#### Solution analysis

Time complexity = Time complexity of inserting m elements of X[] in hash table + Time complexity of searching n elements of Y[] in hash table = m. O(1) + n . O(1) = O(m) + O(n) = O(m + n)

Space complexity = Extra space for the hash table = O(m)

### Critical ideas to think!

• In comparison to 2nd and 3rd approaches, which one is more efficient in terms of time complexity?
• Can above algorithm works fine if elements are repeated?
• Can we solve this problem using some other approach?
• In 2nd approach, can we solve the problem by sorting smaller array Y[]?
• In last approach, what will be time and space complexity if we use self-balancing BST in place of hash table?
• What would be the worst and best case input in brute force approach? Try to count exact number of comparison operations in worst-case scenario.
• What would be worst-case input in the two-pointers approach? Try to count the exact number of comparison operations in the worst-case scenario.
• What would be time and space complexity if we use quick-sort in 2nd and 3rd approaches?
• Why the idea of the two-pointer approach works perfectly for a sorted array? Verify correctness of the 3rd approach.

### Comparisons of time and space complexities
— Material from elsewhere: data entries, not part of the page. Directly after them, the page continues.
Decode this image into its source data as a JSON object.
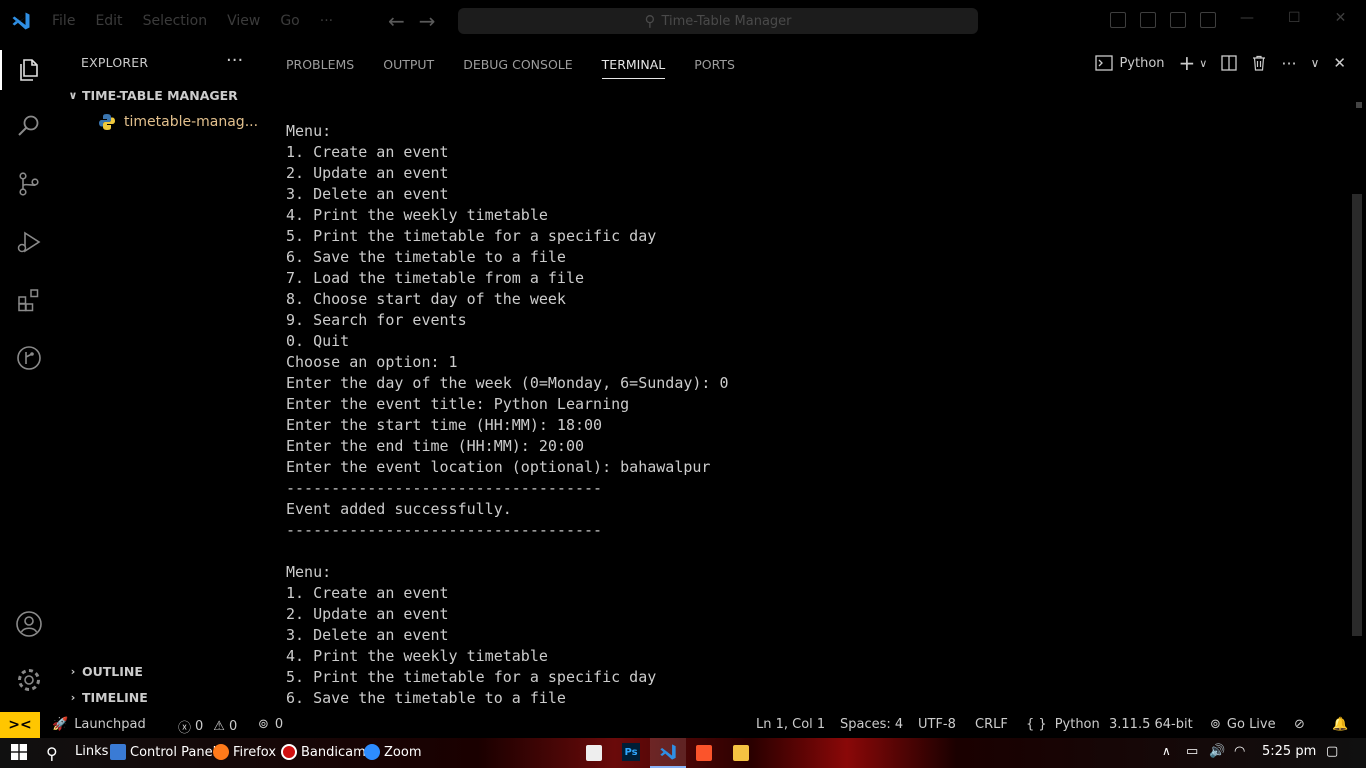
{
  "titlebar": {
    "menu": [
      "File",
      "Edit",
      "Selection",
      "View",
      "Go",
      "···"
    ],
    "command_center": "Time-Table Manager"
  },
  "explorer": {
    "header": "EXPLORER",
    "more": "···",
    "folder": "TIME-TABLE MANAGER",
    "file": "timetable-manag...",
    "outline": "OUTLINE",
    "timeline": "TIMELINE"
  },
  "panel": {
    "tabs": [
      "PROBLEMS",
      "OUTPUT",
      "DEBUG CONSOLE",
      "TERMINAL",
      "PORTS"
    ],
    "active_tab": "TERMINAL",
    "terminal_profile": "Python",
    "lines": [
      "Menu:",
      "1. Create an event",
      "2. Update an event",
      "3. Delete an event",
      "4. Print the weekly timetable",
      "5. Print the timetable for a specific day",
      "6. Save the timetable to a file",
      "7. Load the timetable from a file",
      "8. Choose start day of the week",
      "9. Search for events",
      "0. Quit",
      "Choose an option: 1",
      "Enter the day of the week (0=Monday, 6=Sunday): 0",
      "Enter the event title: Python Learning",
      "Enter the start time (HH:MM): 18:00",
      "Enter the end time (HH:MM): 20:00",
      "Enter the event location (optional): bahawalpur",
      "-----------------------------------",
      "Event added successfully.",
      "-----------------------------------",
      "",
      "Menu:",
      "1. Create an event",
      "2. Update an event",
      "3. Delete an event",
      "4. Print the weekly timetable",
      "5. Print the timetable for a specific day",
      "6. Save the timetable to a file"
    ]
  },
  "statusbar": {
    "remote": "><",
    "launchpad": "Launchpad",
    "errors": "0",
    "warnings": "0",
    "ports": "0",
    "position": "Ln 1, Col 1",
    "spaces": "Spaces: 4",
    "encoding": "UTF-8",
    "eol": "CRLF",
    "language": "Python",
    "interpreter": "3.11.5 64-bit",
    "golive": "Go Live"
  },
  "taskbar": {
    "links": "Links",
    "control_panel": "Control Panel",
    "firefox": "Firefox",
    "bandicam": "Bandicam",
    "zoom": "Zoom",
    "ps_label": "Ps",
    "time": "5:25 pm"
  },
  "colors": {
    "accent_yellow": "#ffc600",
    "vscode_blue": "#2f8fe4",
    "file_yellow": "#e2c08d"
  }
}
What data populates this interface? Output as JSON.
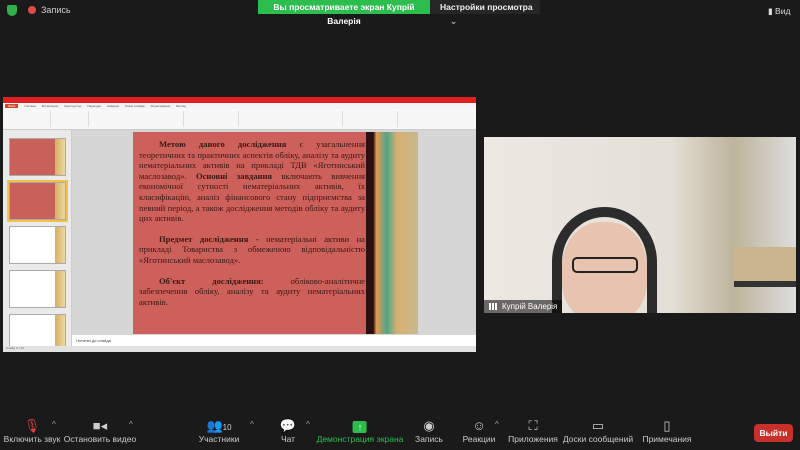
{
  "topbar": {
    "record_label": "Запись",
    "banner": "Вы просматриваете экран Купрій Валерія",
    "view_settings": "Настройки просмотра",
    "view_settings_caret": "⌄",
    "view_button": "Вид"
  },
  "ppt": {
    "tabs": [
      "Файл",
      "Головна",
      "Вставлення",
      "Конструктор",
      "Переходи",
      "Анімація",
      "Показ слайдів",
      "Рецензування",
      "Вигляд"
    ],
    "notes_placeholder": "Нотатки до слайда",
    "status": "Слайд 3 з 15",
    "slide": {
      "p1_bold": "Метою даного дослідження",
      "p1_a": " є узагальнення теоретичних та практичних аспектів обліку, аналізу та аудиту нематеріальних активів на прикладі ТДВ «Яготинський маслозавод». ",
      "p1_bold2": "Основні завдання",
      "p1_b": " включають вивчення економічної сутності нематеріальних активів, їх класифікацію, аналіз фінансового стану підприємства за певний період, а також дослідження методів обліку та аудиту цих активів.",
      "p2_bold": "Предмет дослідження -",
      "p2": " нематеріальні активи на прикладі Товариства з обмеженою відповідальністю «Яготинський маслозавод».",
      "p3_bold": "Об'єкт дослідження:",
      "p3": " обліково-аналітичне забезпечення обліку, аналізу та аудиту нематеріальних активів."
    }
  },
  "video": {
    "participant_name": "Купрій Валерія"
  },
  "toolbar": {
    "unmute": "Включить звук",
    "stop_video": "Остановить видео",
    "participants": "Участники",
    "participants_count": "10",
    "chat": "Чат",
    "share_screen": "Демонстрация экрана",
    "record": "Запись",
    "reactions": "Реакции",
    "apps": "Приложения",
    "whiteboards": "Доски сообщений",
    "notes": "Примечания",
    "leave": "Выйти"
  },
  "colors": {
    "accent_green": "#2dbd4e",
    "leave_red": "#c9302c",
    "slide_bg": "#cd605a"
  }
}
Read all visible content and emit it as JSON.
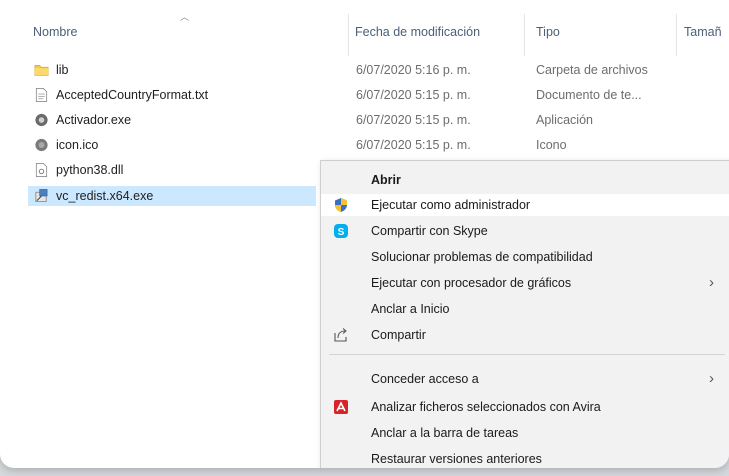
{
  "columns": {
    "name": "Nombre",
    "modified": "Fecha de modificación",
    "type": "Tipo",
    "size": "Tamañ"
  },
  "files": [
    {
      "name": "lib",
      "date": "6/07/2020 5:16 p. m.",
      "type": "Carpeta de archivos",
      "icon": "folder-icon"
    },
    {
      "name": "AcceptedCountryFormat.txt",
      "date": "6/07/2020 5:15 p. m.",
      "type": "Documento de te...",
      "icon": "text-file-icon"
    },
    {
      "name": "Activador.exe",
      "date": "6/07/2020 5:15 p. m.",
      "type": "Aplicación",
      "icon": "app-icon"
    },
    {
      "name": "icon.ico",
      "date": "6/07/2020 5:15 p. m.",
      "type": "Icono",
      "icon": "ico-file-icon"
    },
    {
      "name": "python38.dll",
      "date": "",
      "type": "",
      "icon": "dll-file-icon"
    },
    {
      "name": "vc_redist.x64.exe",
      "date": "",
      "type": "",
      "icon": "installer-icon",
      "selected": true
    }
  ],
  "context_menu": {
    "items": [
      {
        "label": "Abrir",
        "bold": true
      },
      {
        "label": "Ejecutar como administrador",
        "icon": "uac-shield-icon"
      },
      {
        "label": "Compartir con Skype",
        "icon": "skype-icon"
      },
      {
        "label": "Solucionar problemas de compatibilidad"
      },
      {
        "label": "Ejecutar con procesador de gráficos",
        "submenu": true
      },
      {
        "label": "Anclar a Inicio"
      },
      {
        "label": "Compartir",
        "icon": "share-icon"
      },
      {
        "label": "Conceder acceso a",
        "submenu": true
      },
      {
        "label": "Analizar ficheros seleccionados con Avira",
        "icon": "avira-icon"
      },
      {
        "label": "Anclar a la barra de tareas"
      },
      {
        "label": "Restaurar versiones anteriores"
      }
    ],
    "submenu_arrow": "›"
  },
  "colors": {
    "selection": "#cce8ff",
    "menu_bg": "#f2f2f2",
    "header_text": "#4c607a",
    "folder": "#f5c84b",
    "skype": "#00aff0",
    "avira": "#d8232a"
  }
}
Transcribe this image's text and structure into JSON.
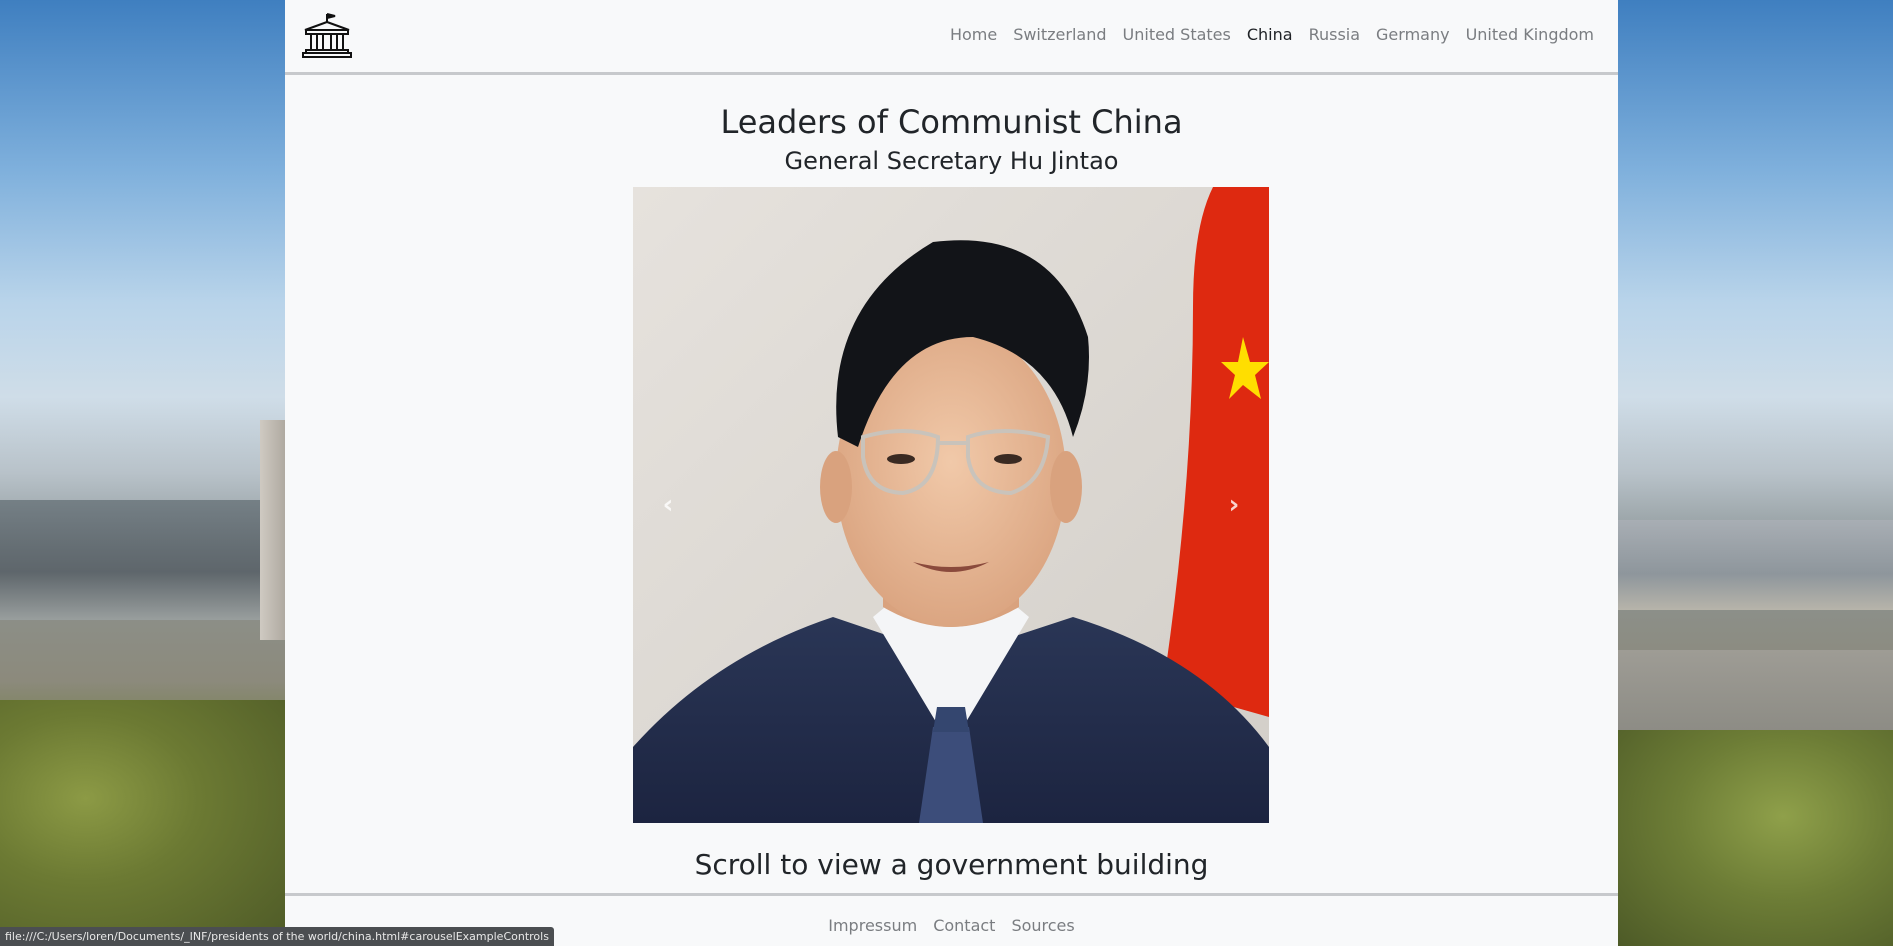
{
  "nav": {
    "links": [
      "Home",
      "Switzerland",
      "United States",
      "China",
      "Russia",
      "Germany",
      "United Kingdom"
    ],
    "active": "China"
  },
  "main": {
    "title": "Leaders of Communist China",
    "subtitle": "General Secretary Hu Jintao",
    "scroll_hint": "Scroll to view a government building"
  },
  "carousel": {
    "prev_icon": "chevron-left-icon",
    "next_icon": "chevron-right-icon",
    "prev_glyph": "‹",
    "next_glyph": "›"
  },
  "footer": {
    "links": [
      "Impressum",
      "Contact",
      "Sources"
    ]
  },
  "statusbar": {
    "url": "file:///C:/Users/loren/Documents/_INF/presidents of the world/china.html#carouselExampleControls"
  },
  "colors": {
    "page_bg": "#f8f9fa",
    "nav_text": "#7a7d81",
    "nav_active": "#1f2226",
    "flag_red": "#de2910",
    "flag_star": "#ffde00"
  }
}
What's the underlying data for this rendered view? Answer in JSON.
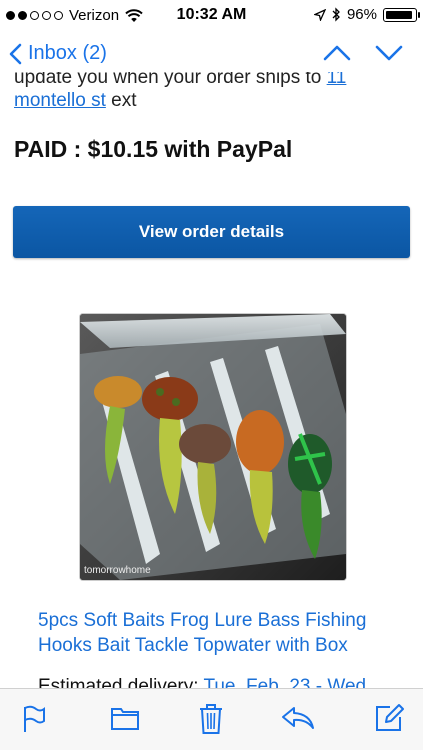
{
  "status_bar": {
    "carrier": "Verizon",
    "time": "10:32 AM",
    "battery": "96%"
  },
  "nav": {
    "back_label": "Inbox (2)"
  },
  "email": {
    "partial_text": "update you when your order ships to",
    "address_link_part1": "11",
    "address_link_part2": "montello st",
    "address_suffix": " ext",
    "paid_text": "PAID : $10.15 with PayPal",
    "cta_label": "View order details",
    "image_watermark": "tomorrowhome",
    "product_title": "5pcs Soft Baits Frog Lure Bass Fishing Hooks Bait Tackle Topwater with Box",
    "estimated_label": "Estimated delivery: ",
    "estimated_value": "Tue, Feb. 23 - Wed"
  },
  "colors": {
    "link": "#1a6fd6",
    "cta": "#0b56a3",
    "ios_blue": "#1a73e8"
  }
}
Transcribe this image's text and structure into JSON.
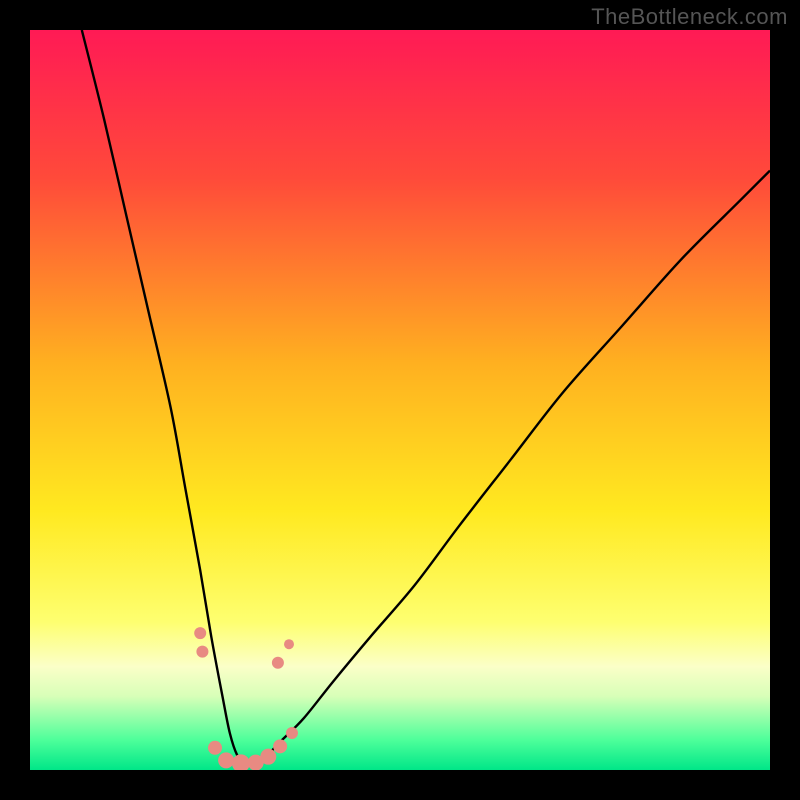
{
  "watermark": "TheBottleneck.com",
  "chart_data": {
    "type": "line",
    "title": "",
    "xlabel": "",
    "ylabel": "",
    "xlim": [
      0,
      100
    ],
    "ylim": [
      0,
      100
    ],
    "gradient_stops": [
      {
        "offset": 0,
        "color": "#ff1a55"
      },
      {
        "offset": 20,
        "color": "#ff4a3a"
      },
      {
        "offset": 45,
        "color": "#ffb020"
      },
      {
        "offset": 65,
        "color": "#ffe920"
      },
      {
        "offset": 80,
        "color": "#feff70"
      },
      {
        "offset": 86,
        "color": "#fbffc8"
      },
      {
        "offset": 90,
        "color": "#d8ffb8"
      },
      {
        "offset": 96,
        "color": "#4cff9a"
      },
      {
        "offset": 100,
        "color": "#00e688"
      }
    ],
    "series": [
      {
        "name": "bottleneck-curve",
        "x": [
          7,
          10,
          13,
          16,
          19,
          21,
          23,
          24.5,
          26,
          27,
          28,
          29,
          30,
          32,
          34,
          37,
          41,
          46,
          52,
          58,
          65,
          72,
          80,
          88,
          96,
          100
        ],
        "y": [
          100,
          88,
          75,
          62,
          49,
          38,
          27,
          18,
          10,
          5,
          2,
          1,
          1,
          2,
          4,
          7,
          12,
          18,
          25,
          33,
          42,
          51,
          60,
          69,
          77,
          81
        ]
      }
    ],
    "markers": {
      "name": "highlight-points",
      "color": "#e88a82",
      "points": [
        {
          "x": 23.0,
          "y": 18.5,
          "r": 6
        },
        {
          "x": 23.3,
          "y": 16.0,
          "r": 6
        },
        {
          "x": 25.0,
          "y": 3.0,
          "r": 7
        },
        {
          "x": 26.5,
          "y": 1.3,
          "r": 8
        },
        {
          "x": 28.5,
          "y": 0.9,
          "r": 9
        },
        {
          "x": 30.5,
          "y": 1.0,
          "r": 8
        },
        {
          "x": 32.2,
          "y": 1.8,
          "r": 8
        },
        {
          "x": 33.8,
          "y": 3.2,
          "r": 7
        },
        {
          "x": 35.4,
          "y": 5.0,
          "r": 6
        },
        {
          "x": 33.5,
          "y": 14.5,
          "r": 6
        },
        {
          "x": 35.0,
          "y": 17.0,
          "r": 5
        }
      ]
    }
  }
}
• Nested loops: Time = O(nm), Space = O(1)
• Sorting and binary search: Time = O(mlogm + nlogm), Space = O(1)
• Sorting and two pointers: Time = O(mlogm + nlogn), Space = O(1)
• Hash Table approach: Time = O(m + n), Space = O(m)

### Suggested coding problems to practice

• Move zeroes to an end
• Check pair in an array with given sum
• The intersection of unsorted arrays
• Remove duplicates from sorted array
• Container With Most Water
• Trapping Rain Water

Enjoy learning, Enjoy algorithms!